What you need to know about the 'KRACK' vulnerability

You may have heard the news that WPA2 encryption has been “hacked”—but it’s a little more complicated than that.

Here is a (only slightly) technical explanation from our assistant vice president of security, compliance, and risk management, Joe Bazeley:

“The ‘KRACK’ vulnerability allows a hacker to break the WPA2 encryption used on almost all secure wireless networks, including Miami's,” Joe said. “Once the encryption is broken any wireless traffic that doesn't have additional encryption, such as the encryption provided by going to an https site, can be read by the hacker and they can even potentially modify that traffic. The vulnerability lies in how the underlying protocol was defined, so everyone who followed the protocol's specifications was affected.”Wi-Fi logo - blue lines in a fan shape

That might sound scary, but there are steps that Wi-Fi users (read: everyone) can take to protect their connections from the KRACK vulnerability, several of which we at Miami University are currently undertaking.

In order to correct the vulnerability, according to Joe, both your wireless client (your phone, tablet, or computer) and the wireless access point need to be corrected by their respective manufacturer via automatic update. In some cases, if the device doesn’t automatically update, you will need to apply the patch manually.

Here’s the good news: Microsoft patched the KRACK flaw in its latest round of October updates, and Google and Apple are working on patches. Here at Miami, we are working on scheduling the deployment of patches from Cisco onto the wireless access points that make up our network.

More information about which companies have released patches can be found at The Bleeping Computer. This list is being updated as more manufacturers complete patching.

Tips and tricks to stay secure

While you’re waiting for your device manufacturers to correct the vulnerability in their products, here are some Wi-Fi security best practices:
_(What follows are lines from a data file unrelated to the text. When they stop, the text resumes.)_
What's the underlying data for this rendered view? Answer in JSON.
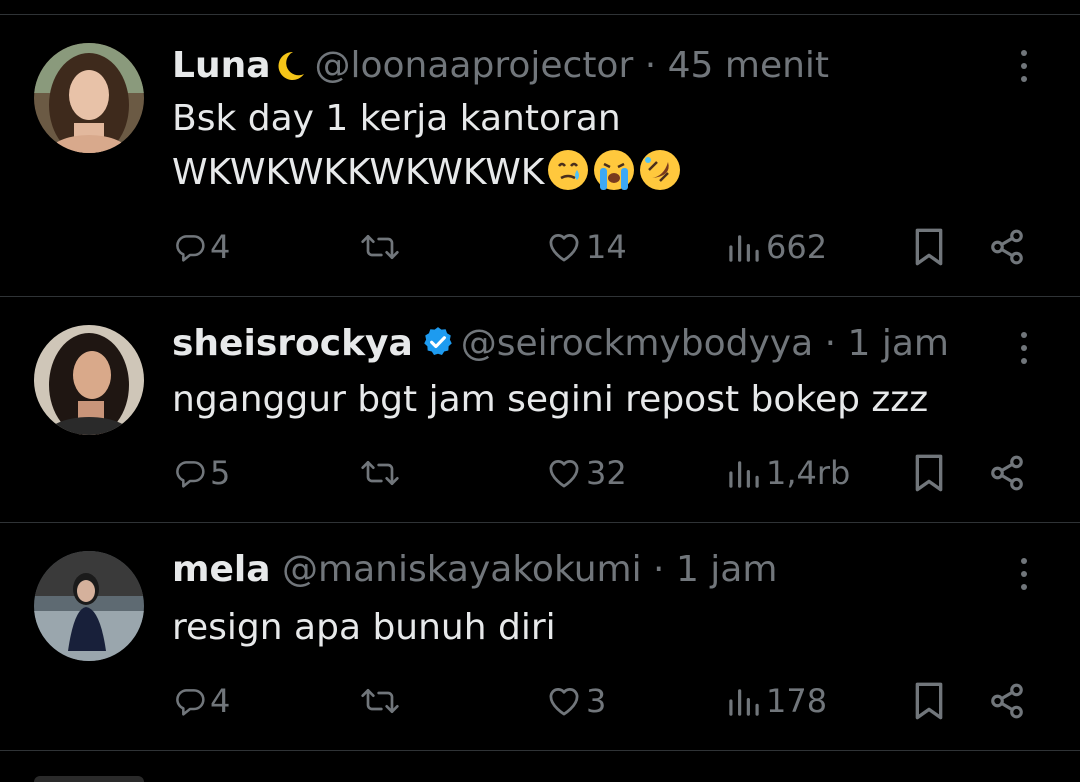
{
  "colors": {
    "background": "#000000",
    "text": "#e7e9ea",
    "muted": "#71767b",
    "divider": "#2f3336",
    "verified": "#1d9bf0"
  },
  "tweets": [
    {
      "name": "Luna",
      "name_emoji": "crescent-moon-icon",
      "verified": false,
      "handle": "@loonaaprojector",
      "separator": "·",
      "time": "45 menit",
      "text_line1": "Bsk day 1 kerja kantoran",
      "text_line2": "WKWKWKKWKWKWK",
      "text_emojis": [
        "face-holding-back-tears-icon",
        "loudly-crying-face-icon",
        "rolling-laughing-face-icon"
      ],
      "replies": "4",
      "reposts": "",
      "likes": "14",
      "views": "662"
    },
    {
      "name": "sheisrockya",
      "verified": true,
      "handle": "@seirockmybodyya",
      "separator": "·",
      "time": "1 jam",
      "text_line1": "nganggur bgt jam segini repost bokep zzz",
      "replies": "5",
      "reposts": "",
      "likes": "32",
      "views": "1,4rb"
    },
    {
      "name": "mela",
      "verified": false,
      "handle": "@maniskayakokumi",
      "separator": "·",
      "time": "1 jam",
      "text_line1": "resign apa bunuh diri",
      "replies": "4",
      "reposts": "",
      "likes": "3",
      "views": "178"
    }
  ]
}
  1. Don’t share private data over public networks. In other words, don’t check your bank account while connected to the insecure network at your local coffee shop (this is a good rule to follow for physical security reasons, too—someone could be watching!).
  2. If you have to connect over a public network, make sure it's encrypted (using WPA2 Personal or WPA2 Enterprise).
  3. Make sure your home Wi-Fi has a strong password. Follow our password guidelines to make sure you’re doing that right.
  4. Another tip from Joe: As an additional step to keep yourself safe, consider installing the HTTPS Everywhere tool from the Electronic Freedom Frontier (EFF). This tool forces https instead of http where possible, which provides an additional layer of protection that will protect you from attacks like KRACK.

When it comes down to it: Just make sure you’re staying safe by protecting your network with a strong password and not logging into your bank account when connected to insecure public Wi-Fi. And don’t forget to keep checking The Bleeping Computer list to see which manufacturers have released patches for the hack.

Stay safe out there, friends!